Teacher Rhianna Tweedie talks football, travelling from home to study and how the past year has reinforced her committment to teaching and the wellbeing of her students.
Bachelor of Education: Primary
|Year of graduation||2013|
At the moment
I am currently a principal teacher based across 2 primary schools in West Fife, with classroom teaching, support for learning and management responsibilities. I also play football part-time for St Johnstone and enjoy running in my free time.
Your time at the University
Since I can remember, I have always wanted to be a primary or PE teacher. My mum managed a playground in my home town so I often volunteered there supporting children in the Early Years setting.
I began university at 17 after taking a year out in my 6th year to work and gain some experience volunteering in different schools across Fife and Edinburgh. I wanted to broaden my understanding of how the Scottish education system worked and gained valuable experience in both state and private education settings.
I was playing football for Dunfermline Athletic FC at the time of joining university and had a secure part-time job so I decided to stay at home and travel to and from campus. I met many friends who also travelled each day from Fife ensuring the journeys were fun and entertaining!
Moray House campus appealed greatly to me as it had a fantastic reputation for both education and sport.
I joined the University’s football team during my first year ensuring I met friends across different year groups and courses. Not only did we travel across Britain playing football, but we also made sure we made the most of our time in Edinburgh especially Wednesday nights out and Varsity events. There was a real sense of family among the team and the experiences and friendships I developed through football will remain an everlasting memory of my time at Edinburgh University.

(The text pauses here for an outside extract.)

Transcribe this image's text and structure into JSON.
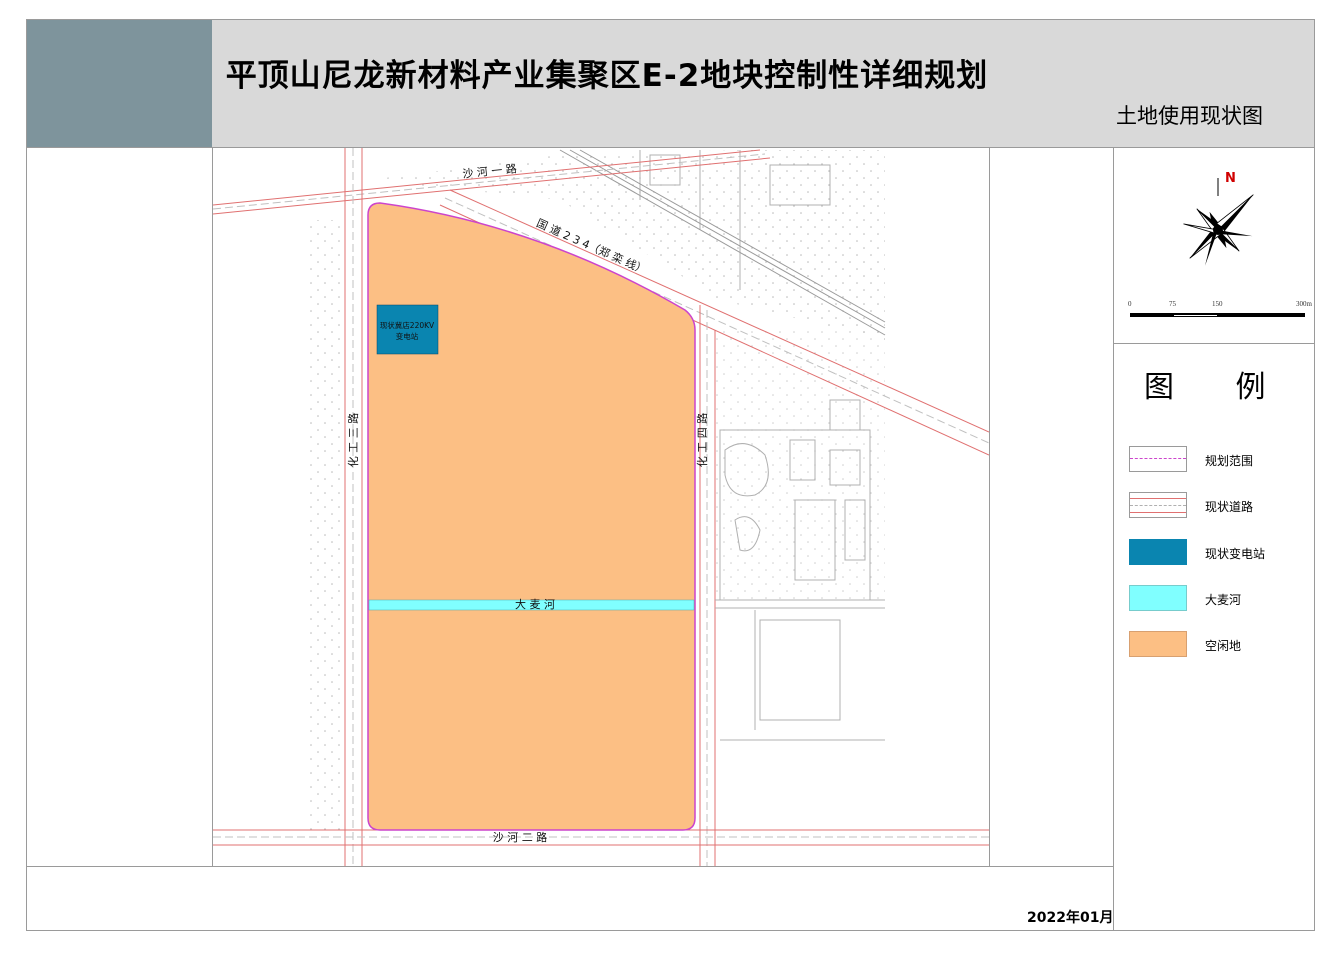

Your experiences since leaving the University
After leaving university I went straight into teaching a composite P3/4 class for my probation year. This was a very positive experience for me and set me in good stead for teaching a multi-composite P1-4 class the following year at a smaller primary school within the same cluster. I have remained at this school which has continued to grow in size over the past 6 years and am now the principal teacher across this and a neighbouring primary school. This position has allowed me to continue to teach each week but also lead areas of school and staff development including a partnership with Strathclyde University and their Confucius Institute for Scotland’s Schools.
This partnership requires me to act as the Mandarin development officer for Fife Primary schools where I plan, promote and deliver stimulating lessons around the language and culture through our Chinese Exchange Teacher that I mentor and support. This responsibility has enabled me to develop my own appreciation for the importance of teaching the Chinese language and culture in Scottish schools after attending a 2 week trip to Tianjin University and our partner school in China.
Engaging in continual lifelong learning is very important to me especially within my career. Over the past few years I have embarked on further learning experiences to develop my leadership skills, most recently enrolling in Edinburgh University’s Master's programme in Leadership and Learning. I am just about to begin year 2 and I am welcoming the opportunity to be back on-site learning alongside my current job.
It has made me realise more than ever the role schools and their staff play in not only educating children but providing care and compassion to ensure the emotional, social, mental and physical wellbeing of our whole school community including children, their families and school partners. Personally, it has made me more determined than ever to ensure I excel in my profession but also to make my family, friends and own wellbeing a priority ensuring a better work-life-fitness balance than I had before the pandemic. I was very guilty of trying to do ‘too much’ between working, playing football, going to the gym, attending meetings, seeing as many people as I could at the weekend and after work but I realise now the importance of prioritising responsibilities and commitments to ensure my own positive mental and physical wellbeing.
Enjoy every second of your university experience and don’t put too much pressure on yourself! Join a club, explore the city and above all else, find happiness in yourself and everything you do. The informal lessons you learn at university such as learning about yourself as a person is just as important as the skills and learning you will embark upon for your future career.
Moray House School of Education and Sport